Yes, it is a push pull design. 4.5 watts sounds about right. I was guessing comparing it to a 4 output tube amp that uses 6V6 tubes which are the same as the 12V6 except they use 6.3 volts for the filaments instead of 12v. The amp I'm comparing it to has two 6V6's parallel, 2 for push and 2 for pull (and a lot more). It's about 12 watt.Tony, you are correct. I recall hearing these referred to as a push-pull amplifier, where one tube amplifies the positive portion of the output wave and the other the negative portion.
The tri-five Wonderbars and pushbutton radios used this same circuit. (The main difference between them is the signal seeking portion of the Wonderbar.) The manual tune radios used but one tube to drive the speaker.

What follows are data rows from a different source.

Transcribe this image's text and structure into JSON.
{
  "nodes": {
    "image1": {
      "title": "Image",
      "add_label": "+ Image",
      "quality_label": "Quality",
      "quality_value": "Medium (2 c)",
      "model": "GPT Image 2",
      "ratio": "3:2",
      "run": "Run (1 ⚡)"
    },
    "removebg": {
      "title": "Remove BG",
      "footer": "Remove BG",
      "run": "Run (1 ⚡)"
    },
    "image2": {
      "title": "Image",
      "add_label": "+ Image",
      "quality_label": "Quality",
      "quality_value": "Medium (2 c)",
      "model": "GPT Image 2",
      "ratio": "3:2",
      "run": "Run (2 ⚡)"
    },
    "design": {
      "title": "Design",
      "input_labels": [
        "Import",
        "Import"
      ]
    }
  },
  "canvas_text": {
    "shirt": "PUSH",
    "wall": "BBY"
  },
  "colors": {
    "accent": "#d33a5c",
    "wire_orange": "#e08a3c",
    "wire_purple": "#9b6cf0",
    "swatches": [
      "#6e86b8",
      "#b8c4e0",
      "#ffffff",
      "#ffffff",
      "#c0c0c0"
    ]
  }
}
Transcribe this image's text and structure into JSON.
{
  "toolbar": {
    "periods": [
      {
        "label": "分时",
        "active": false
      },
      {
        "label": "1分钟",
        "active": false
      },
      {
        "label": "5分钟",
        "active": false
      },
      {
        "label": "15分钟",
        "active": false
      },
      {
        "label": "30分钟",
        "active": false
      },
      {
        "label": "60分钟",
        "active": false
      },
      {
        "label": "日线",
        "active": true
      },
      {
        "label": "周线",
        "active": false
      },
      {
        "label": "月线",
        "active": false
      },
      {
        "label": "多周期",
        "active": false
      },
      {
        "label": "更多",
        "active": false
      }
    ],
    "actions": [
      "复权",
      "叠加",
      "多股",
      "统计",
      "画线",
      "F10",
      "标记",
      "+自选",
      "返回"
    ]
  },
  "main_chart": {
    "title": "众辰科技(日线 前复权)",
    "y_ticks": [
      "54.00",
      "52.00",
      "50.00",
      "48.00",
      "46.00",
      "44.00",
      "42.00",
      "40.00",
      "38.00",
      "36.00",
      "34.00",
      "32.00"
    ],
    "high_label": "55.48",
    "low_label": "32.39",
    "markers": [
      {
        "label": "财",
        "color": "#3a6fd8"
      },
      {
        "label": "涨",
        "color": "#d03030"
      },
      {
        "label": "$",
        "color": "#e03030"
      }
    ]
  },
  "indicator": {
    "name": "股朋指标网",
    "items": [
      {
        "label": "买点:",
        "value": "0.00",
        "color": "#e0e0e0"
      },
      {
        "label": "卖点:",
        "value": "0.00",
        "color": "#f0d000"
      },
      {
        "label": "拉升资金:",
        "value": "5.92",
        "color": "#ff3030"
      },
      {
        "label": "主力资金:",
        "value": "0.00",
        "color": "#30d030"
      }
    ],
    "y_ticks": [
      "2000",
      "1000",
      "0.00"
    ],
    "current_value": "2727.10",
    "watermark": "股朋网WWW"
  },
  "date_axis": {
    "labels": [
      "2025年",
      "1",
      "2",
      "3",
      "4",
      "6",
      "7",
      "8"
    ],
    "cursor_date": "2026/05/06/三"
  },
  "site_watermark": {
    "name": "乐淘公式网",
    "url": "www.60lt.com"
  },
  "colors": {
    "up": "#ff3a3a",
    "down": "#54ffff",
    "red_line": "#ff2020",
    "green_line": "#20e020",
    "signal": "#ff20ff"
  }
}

Some '57 pushbuttons (like the one in my '57) used a single transistor to drive the speaker. They also use an unusual group of tubes in the remainder of the circuit that use a plate voltage of 12 volts instead of roughly 100 volts. These radios are a single piece unit (instead of 2 piece) and do not require the mechanical vibrator tube and transformer. FWIW, I also have a '57 pushbutton radio that is all tubes in my stash of goodies.
As far as output power - 4.5 watts sticks in my mind, but I can't remember where I saw it. I might have that in a paper copy book on these radios.

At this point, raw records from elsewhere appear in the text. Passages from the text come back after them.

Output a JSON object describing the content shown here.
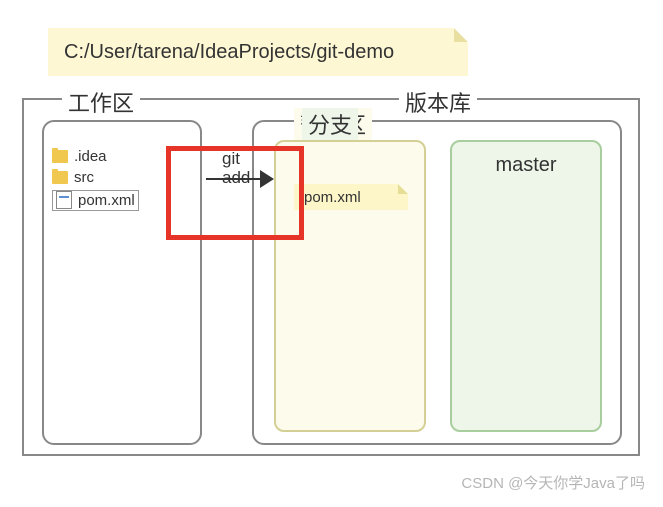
{
  "path_note": "C:/User/tarena/IdeaProjects/git-demo",
  "workspace": {
    "title": "工作区",
    "files": {
      "idea": ".idea",
      "src": "src",
      "pom": "pom.xml"
    }
  },
  "repo": {
    "title": "版本库",
    "stage": {
      "title": "暂存区",
      "file": "pom.xml"
    },
    "branch": {
      "title": "分支",
      "name": "master"
    }
  },
  "command": {
    "line1": "git",
    "line2": "add"
  },
  "watermark": "CSDN @今天你学Java了吗"
}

Problem with those early transistors is that they were made with germanium not silicon and they sometimes start to crackle and you hear a little static from it. The even degrade just sitting on a shelf, so a new one may be better or worse, If it's available.